[Start of section]
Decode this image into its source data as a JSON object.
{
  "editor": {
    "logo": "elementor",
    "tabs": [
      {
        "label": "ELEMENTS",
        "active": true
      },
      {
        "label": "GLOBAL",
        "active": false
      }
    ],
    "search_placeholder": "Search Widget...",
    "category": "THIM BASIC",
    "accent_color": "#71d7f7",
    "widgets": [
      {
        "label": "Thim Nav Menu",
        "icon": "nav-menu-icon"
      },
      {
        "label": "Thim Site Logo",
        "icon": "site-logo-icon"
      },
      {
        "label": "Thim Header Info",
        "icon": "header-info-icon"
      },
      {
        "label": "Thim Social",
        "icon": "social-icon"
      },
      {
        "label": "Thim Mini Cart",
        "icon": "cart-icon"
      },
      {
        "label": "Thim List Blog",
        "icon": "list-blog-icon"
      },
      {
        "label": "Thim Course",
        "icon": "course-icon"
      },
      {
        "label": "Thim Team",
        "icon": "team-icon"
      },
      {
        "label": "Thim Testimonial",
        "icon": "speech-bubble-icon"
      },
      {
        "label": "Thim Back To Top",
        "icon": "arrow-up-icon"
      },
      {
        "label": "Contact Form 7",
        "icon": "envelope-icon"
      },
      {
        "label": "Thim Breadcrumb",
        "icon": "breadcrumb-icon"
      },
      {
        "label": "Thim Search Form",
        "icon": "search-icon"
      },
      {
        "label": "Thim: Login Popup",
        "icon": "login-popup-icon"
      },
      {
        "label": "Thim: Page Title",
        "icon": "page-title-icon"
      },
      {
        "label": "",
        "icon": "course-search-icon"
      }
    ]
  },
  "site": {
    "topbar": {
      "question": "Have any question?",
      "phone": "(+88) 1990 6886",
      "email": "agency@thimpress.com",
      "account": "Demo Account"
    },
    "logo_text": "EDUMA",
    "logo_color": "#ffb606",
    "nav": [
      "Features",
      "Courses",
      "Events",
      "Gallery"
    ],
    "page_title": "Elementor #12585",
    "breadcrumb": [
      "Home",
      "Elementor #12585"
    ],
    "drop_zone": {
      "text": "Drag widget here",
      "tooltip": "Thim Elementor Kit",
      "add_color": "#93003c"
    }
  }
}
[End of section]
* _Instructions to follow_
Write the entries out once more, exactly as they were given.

* _Exercise answer_
Decode this image into its source data as a JSON object.
{
  "editor": {
    "logo": "elementor",
    "tabs": [
      {
        "label": "ELEMENTS",
        "active": true
      },
      {
        "label": "GLOBAL",
        "active": false
      }
    ],
    "search_placeholder": "Search Widget...",
    "category": "THIM BASIC",
    "accent_color": "#71d7f7",
    "widgets": [
      {
        "label": "Thim Nav Menu",
        "icon": "nav-menu-icon"
      },
      {
        "label": "Thim Site Logo",
        "icon": "site-logo-icon"
      },
      {
        "label": "Thim Header Info",
        "icon": "header-info-icon"
      },
      {
        "label": "Thim Social",
        "icon": "social-icon"
      },
      {
        "label": "Thim Mini Cart",
        "icon": "cart-icon"
      },
      {
        "label": "Thim List Blog",
        "icon": "list-blog-icon"
      },
      {
        "label": "Thim Course",
        "icon": "course-icon"
      },
      {
        "label": "Thim Team",
        "icon": "team-icon"
      },
      {
        "label": "Thim Testimonial",
        "icon": "speech-bubble-icon"
      },
      {
        "label": "Thim Back To Top",
        "icon": "arrow-up-icon"
      },
      {
        "label": "Contact Form 7",
        "icon": "envelope-icon"
      },
      {
        "label": "Thim Breadcrumb",
        "icon": "breadcrumb-icon"
      },
      {
        "label": "Thim Search Form",
        "icon": "search-icon"
      },
      {
        "label": "Thim: Login Popup",
        "icon": "login-popup-icon"
      },
      {
        "label": "Thim: Page Title",
        "icon": "page-title-icon"
      },
      {
        "label": "",
        "icon": "course-search-icon"
      }
    ]
  },
  "site": {
    "topbar": {
      "question": "Have any question?",
      "phone": "(+88) 1990 6886",
      "email": "agency@thimpress.com",
      "account": "Demo Account"
    },
    "logo_text": "EDUMA",
    "logo_color": "#ffb606",
    "nav": [
      "Features",
      "Courses",
      "Events",
      "Gallery"
    ],
    "page_title": "Elementor #12585",
    "breadcrumb": [
      "Home",
      "Elementor #12585"
    ],
    "drop_zone": {
      "text": "Drag widget here",
      "tooltip": "Thim Elementor Kit",
      "add_color": "#93003c"
    }
  }
}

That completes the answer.